Miguel de Tucumán, Argentina. * Correspondence: E-mail:
3Departamento de Ecología, Facultad de Ciencias Biológicas, Pontiﬁcia Universidad Católica de Chile, Santiago, Chile.
4Unidad Ejecutora Lillo (CONICET-FML). Miguel Lillo 251, San Miguel de Tucumán, Argentina. E-mail: firstname.lastname@example.org (Ponssa)
5Cátedra de Diversidad Biológica IV, Facultad de
Ciencias Naturales, Universidad Nacional de Salta, Salta, Argentina.
E-mail: email@example.com (Gómez)
Received 21 March 2021 / Accepted 20 December 2021
Communicated by Sheng-Feng Shen
The objective of the present study was to reconstruct the biogeographic history of the monophyletic group of frogs Leptodactylus fuscus.
We carried out two complementary historical biogeographic approaches:
one estimates the ancestral areas with the statistical dispersion and
vicariance method (S-DIVA). The other detects disjoint distributions
among sister groups, which provides information about barriers that

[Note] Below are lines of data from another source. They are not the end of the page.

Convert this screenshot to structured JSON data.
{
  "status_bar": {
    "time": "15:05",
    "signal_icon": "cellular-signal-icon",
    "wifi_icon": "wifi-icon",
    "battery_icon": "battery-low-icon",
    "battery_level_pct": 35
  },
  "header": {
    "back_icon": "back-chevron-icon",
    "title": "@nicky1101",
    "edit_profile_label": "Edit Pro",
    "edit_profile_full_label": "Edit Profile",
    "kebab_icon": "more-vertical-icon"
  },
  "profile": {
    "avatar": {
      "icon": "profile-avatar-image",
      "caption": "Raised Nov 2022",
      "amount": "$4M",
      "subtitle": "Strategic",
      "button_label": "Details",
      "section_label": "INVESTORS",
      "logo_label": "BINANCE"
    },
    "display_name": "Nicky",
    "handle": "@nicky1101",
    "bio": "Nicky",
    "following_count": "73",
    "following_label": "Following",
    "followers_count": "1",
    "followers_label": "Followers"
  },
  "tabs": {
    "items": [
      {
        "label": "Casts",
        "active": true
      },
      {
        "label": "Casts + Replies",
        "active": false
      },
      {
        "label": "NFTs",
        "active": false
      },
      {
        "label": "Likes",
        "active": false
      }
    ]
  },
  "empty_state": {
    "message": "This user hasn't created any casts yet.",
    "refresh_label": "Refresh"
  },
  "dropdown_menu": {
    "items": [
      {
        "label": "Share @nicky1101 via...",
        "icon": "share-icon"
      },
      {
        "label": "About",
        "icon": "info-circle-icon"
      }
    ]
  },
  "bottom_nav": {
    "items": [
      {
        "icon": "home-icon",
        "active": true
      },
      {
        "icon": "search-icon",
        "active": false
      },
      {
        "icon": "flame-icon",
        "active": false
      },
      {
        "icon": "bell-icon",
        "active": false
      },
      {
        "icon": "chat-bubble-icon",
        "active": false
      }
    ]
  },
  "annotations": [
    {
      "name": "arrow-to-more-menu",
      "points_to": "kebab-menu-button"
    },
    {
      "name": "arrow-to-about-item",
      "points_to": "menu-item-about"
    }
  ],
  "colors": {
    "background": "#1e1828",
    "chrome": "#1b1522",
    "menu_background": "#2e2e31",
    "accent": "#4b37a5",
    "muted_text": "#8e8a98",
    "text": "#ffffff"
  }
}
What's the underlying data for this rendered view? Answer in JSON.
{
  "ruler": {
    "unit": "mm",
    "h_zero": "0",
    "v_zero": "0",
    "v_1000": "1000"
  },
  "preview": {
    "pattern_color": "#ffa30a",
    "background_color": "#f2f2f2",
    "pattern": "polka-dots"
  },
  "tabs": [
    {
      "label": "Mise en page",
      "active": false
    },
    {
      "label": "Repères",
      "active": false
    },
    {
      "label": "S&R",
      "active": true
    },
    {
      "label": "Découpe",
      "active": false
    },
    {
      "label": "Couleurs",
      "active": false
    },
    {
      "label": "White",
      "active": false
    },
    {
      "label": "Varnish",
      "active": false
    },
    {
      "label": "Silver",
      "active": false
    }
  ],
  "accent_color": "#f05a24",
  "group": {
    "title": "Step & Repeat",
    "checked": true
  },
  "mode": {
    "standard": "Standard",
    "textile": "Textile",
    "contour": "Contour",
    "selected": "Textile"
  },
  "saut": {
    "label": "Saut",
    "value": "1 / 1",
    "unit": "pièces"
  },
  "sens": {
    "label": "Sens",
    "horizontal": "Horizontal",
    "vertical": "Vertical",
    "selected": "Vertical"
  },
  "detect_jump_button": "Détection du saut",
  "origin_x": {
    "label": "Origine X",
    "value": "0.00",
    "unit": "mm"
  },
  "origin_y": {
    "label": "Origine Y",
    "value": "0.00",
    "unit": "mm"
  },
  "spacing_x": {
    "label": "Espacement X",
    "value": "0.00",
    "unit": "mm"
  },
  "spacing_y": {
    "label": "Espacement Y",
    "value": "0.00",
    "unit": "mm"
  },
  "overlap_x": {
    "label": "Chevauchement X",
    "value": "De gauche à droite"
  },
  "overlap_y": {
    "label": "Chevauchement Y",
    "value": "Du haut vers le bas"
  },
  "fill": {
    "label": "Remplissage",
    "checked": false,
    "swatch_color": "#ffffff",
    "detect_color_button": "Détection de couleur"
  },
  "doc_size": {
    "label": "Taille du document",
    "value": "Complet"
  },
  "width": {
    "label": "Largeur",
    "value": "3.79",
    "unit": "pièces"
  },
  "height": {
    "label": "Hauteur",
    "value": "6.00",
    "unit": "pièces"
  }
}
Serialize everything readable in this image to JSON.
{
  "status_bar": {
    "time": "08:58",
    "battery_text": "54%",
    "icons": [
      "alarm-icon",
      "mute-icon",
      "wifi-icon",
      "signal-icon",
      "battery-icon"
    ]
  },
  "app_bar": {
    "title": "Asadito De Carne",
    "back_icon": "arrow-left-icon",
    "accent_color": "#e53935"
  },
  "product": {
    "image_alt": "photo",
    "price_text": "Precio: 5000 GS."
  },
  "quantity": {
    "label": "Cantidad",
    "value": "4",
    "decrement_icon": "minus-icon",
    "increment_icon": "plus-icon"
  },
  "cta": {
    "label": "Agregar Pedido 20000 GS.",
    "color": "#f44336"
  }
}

separate populations through a spatial analysis of vicariance (VIP
method). For that, we used a database of species presence records and a
topology of a phylogenetic cladogram, both obtained from updated
published data that incorporates the current phylogenetic, taxonomic
and distributional arrangements for the group. For the analysis of
ancestral areas, the following subregions of the L. fuscus
group distribution area were used: Caribbean, Chacoan, Parana,
Amazonian and North American Pacific. The optimal reconstruction
obtained with S-DIVA showed five vicariance events, two extinctions and
50 dispersals. The spatial analysis of vicariance revealed 19
disjointed sibling nodes and two distributions on nodes removed in the
consensus tree. The results suggest that the ancestor of the Leptodactylus fuscus
group occupied large areas within the Amazon and Chacoan subregions.
Due to several dispersal events, the ancestor distribution range may
have expanded to the Caribbean subregion. This expansion could have
occurred during wetter periods, when forests were more extensive, which
would have allowed the invasion of open habitats within humid forest
systems. It is important to note that ecological factors and marine
transgressions that occurred during the Miocene could have had a great
influence on the current distribution of the group.
Key words: Ancestor, Biogeographic methods, Miocene, Vicariance, Distribution.
Citation: Cáffaro ME, Medina RG, Ponssa ML, Díaz Gómez JM. 2022. Historical biogeography of the Leptodactylus fuscus group (Anura, Leptodactylidae): identification of ancestral areas and events that modeled their distribution. Zool Stud 61:0e.
materials: Table S1 | Table S2 | Table S3 | Fig. S1